This is a rambling episode about beer cans in the wild, plant gestalt, and instincts about places. Oh, and an interesting plant called Sideroxylon lanuginosa, which I describe below. Here’s to a 2021 with less beer cans in the desert, more grinding holes in magical places and lots of wild flora and fauna.
When I first identified this tree I learned it as the genus Bumelia. That name is from the Greek for ash tree, but I could find no explanation for the name. Sideroxlon is the preferred genus name and now a days Bumelia is applied to a few of its common names, as in gum bumelia. The “gum” part of the name refers to a gum or sap found on cracks or wounds in the trunk. I like the common name of gum bum, but only because I made it up. Considering it’s range from Florida to Arizona you can imagine all the different common names it has and that’s only on this side of the International border, as this plant ranges southward into Mexico. Oh, and there are other species of Sideroxylon in the southeast US, so imagine all of the common names they have!
The tree is listed as deciduous, but I’d say “sorta deciduous,” because they don’t drop all their leaves in the winter, but then they don’t look all that great either. But hey, it’s wild and native!

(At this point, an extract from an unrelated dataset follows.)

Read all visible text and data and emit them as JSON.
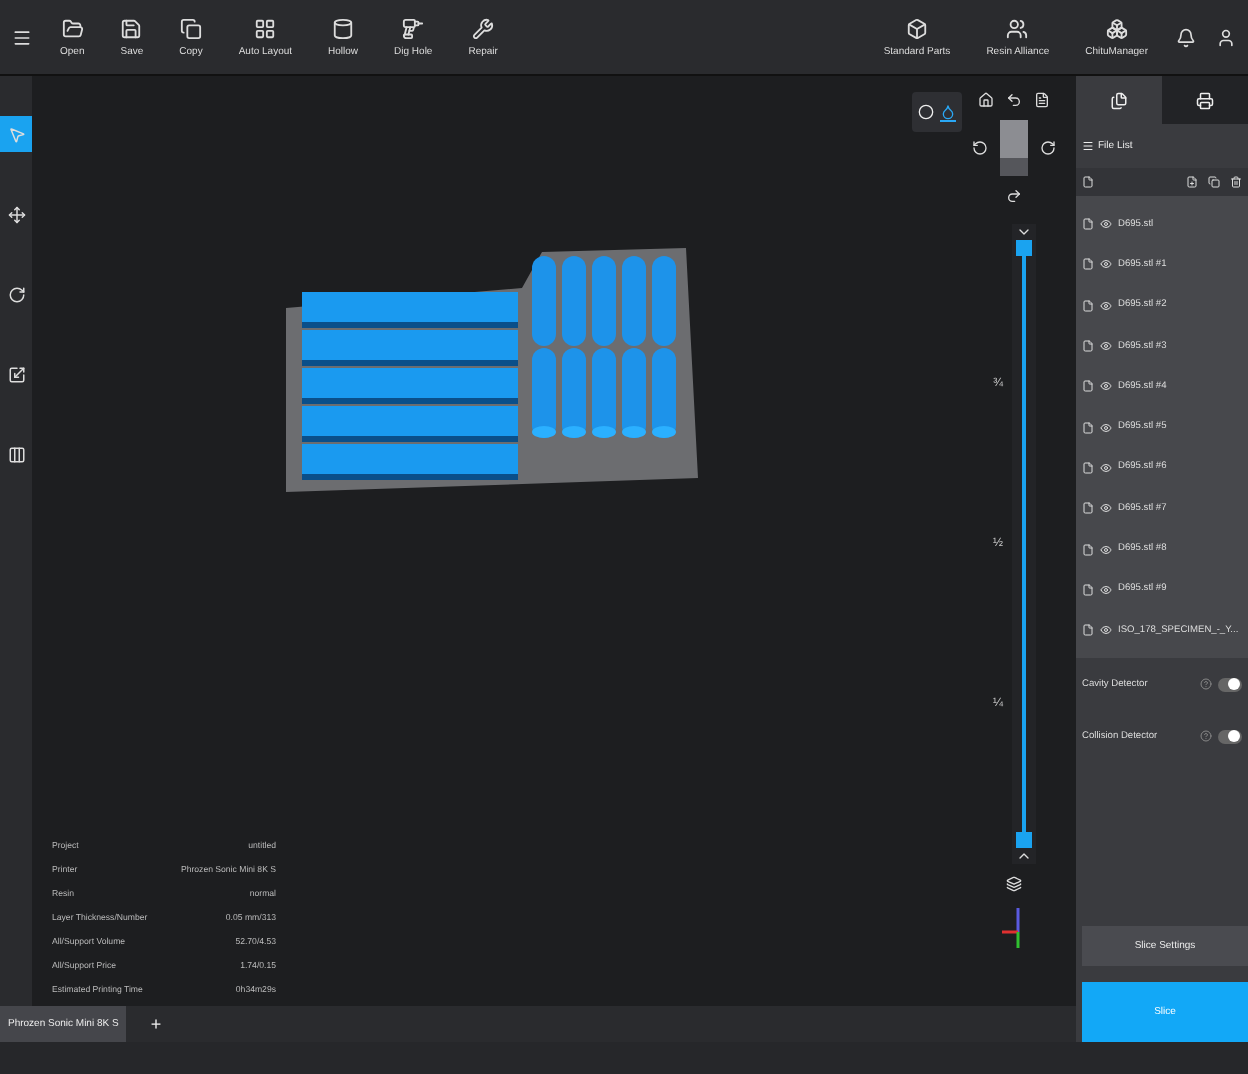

The photos are mine of the branches, leaves and spines of Sideroxylon lanuginosum